Manchester City’s money-chucking approach to gain success on the pitch causes considerable consternation but there is a long-term plan in place off-the-pitch as well. Away from impressive plans around new training facilities and holding open evenings to explain their accounts, the online team has also been making great strides.
The club has understood that whilst they can email fans or give away flyers with hot dogs, they will only ever reach a proportion of supporters via those methods. Every other week 50,000 fans turn up at the Etihad Stadium, so what have Man City done? They’ve turned over space on giant screens to fans tweeting about the game, about the club, about their day out – or about life in general. Anyone tweeting using the hashtag #Blueview can find their tweet (and username) suddenly highlighted to all of their fellow supporters. Bringing live social media interaction is just the latest step following setting up of free Wi-Fi within the stadium’s grounds and extensive advertising of their online presence.
They’re actively advertising their presence in the world of social media and encouraging droves of fans to sign up and follow – all generating better ways of communicating.
They’ve followed this up by playing on their most marketable and headline-generating current asset, Mario Balotelli. By simply tagging themselves in an interactive photo including avatars of some top players, fans could win a signed shirt and a personalised video message from Balotelli himself. Sean Walsh, a leading expert from Digital Football, had this view of this initiative:
“a fantastic idea that has all the ingredients of a successful Social campaign – an engaging piece of content, audience participation (finding both yourself and the fan favourites in the crowd) and a fabulous motive”
Richard Ayres, the grandly titled “Digital Playmaker” of the club claims that he doesn’t see the Blues as a football club but a “global entertainment brand”. It may sound crass and disrespectful but when one takes a look at his task and realises he’s got more than 166 non-playing hours each week to fill with interaction and entertainment to keep people communicating with the club, you can understand the perspective.
Whilst you could argue they don’t need it, these sorts of activities bring in no direct revenue for the richest club in the world. Many clubs now have some sort of SMS interaction but will often charge for the privilege. This is different. As City’s Commercial Director Kevin Smith alluded to in the recent interview on this page, if clubs (or indeed any business) see these new routes of communication as revenue-generation channels then they’re likely to be disappointed. Fans use social media because it is free, because it’s instant and because they don’t have to subscribe or commit to anything.
However, by becoming more linked with everything going at behind the doors of your club, by becoming more engaged on a one-to-one basis, the expectation is that fans will feel more a part of the club than ever and this will directly lead to more tickets and merchandise being sold, not directly attributable to social media but it remains undoubtedly critical.
Ayres’ view is simple and underlines the indirect positive impact that can be gained in one of so many potential methods.
“Our strategy is to talk regularly with the fans…to get ideas from them. This exchange with the fans is very important. It also gives fans the feeling to be involved. We show prototypes and get feedback. It makes us safer and it gives us a better sense regarding our product development activities.”

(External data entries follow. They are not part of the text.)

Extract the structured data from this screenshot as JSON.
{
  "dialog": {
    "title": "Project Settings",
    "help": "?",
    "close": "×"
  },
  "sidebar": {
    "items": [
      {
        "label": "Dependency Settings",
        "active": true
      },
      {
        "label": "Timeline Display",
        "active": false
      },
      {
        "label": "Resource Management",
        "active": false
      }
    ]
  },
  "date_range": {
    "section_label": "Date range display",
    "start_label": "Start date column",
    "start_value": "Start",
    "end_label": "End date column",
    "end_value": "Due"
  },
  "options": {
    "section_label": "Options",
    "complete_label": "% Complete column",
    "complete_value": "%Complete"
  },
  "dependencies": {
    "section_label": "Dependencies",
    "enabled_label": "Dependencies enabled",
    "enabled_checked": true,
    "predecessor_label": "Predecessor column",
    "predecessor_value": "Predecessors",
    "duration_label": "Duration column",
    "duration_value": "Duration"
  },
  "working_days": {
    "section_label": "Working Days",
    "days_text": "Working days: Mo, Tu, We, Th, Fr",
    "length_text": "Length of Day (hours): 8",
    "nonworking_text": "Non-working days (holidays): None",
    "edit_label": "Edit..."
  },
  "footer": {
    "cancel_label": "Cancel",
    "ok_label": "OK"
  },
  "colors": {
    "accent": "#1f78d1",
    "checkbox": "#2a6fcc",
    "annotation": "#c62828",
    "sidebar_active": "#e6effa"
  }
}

Man City’s official account saw growth in the number of Twitter followers of 20% in January alone, a staggering amount for an established channel, even by the micro-blogging site’s remarkable growth standards, and proves that there is plenty of catching up for the other 91 clubs to do if they’re going to try and keep pace off the pitch, let alone on it, with the new best club in the land* (* - possibly).
Thanks to www.digital-football.com for allowing reproduction of parts of this article. Visit them for the best inside view on football’s interaction with social media.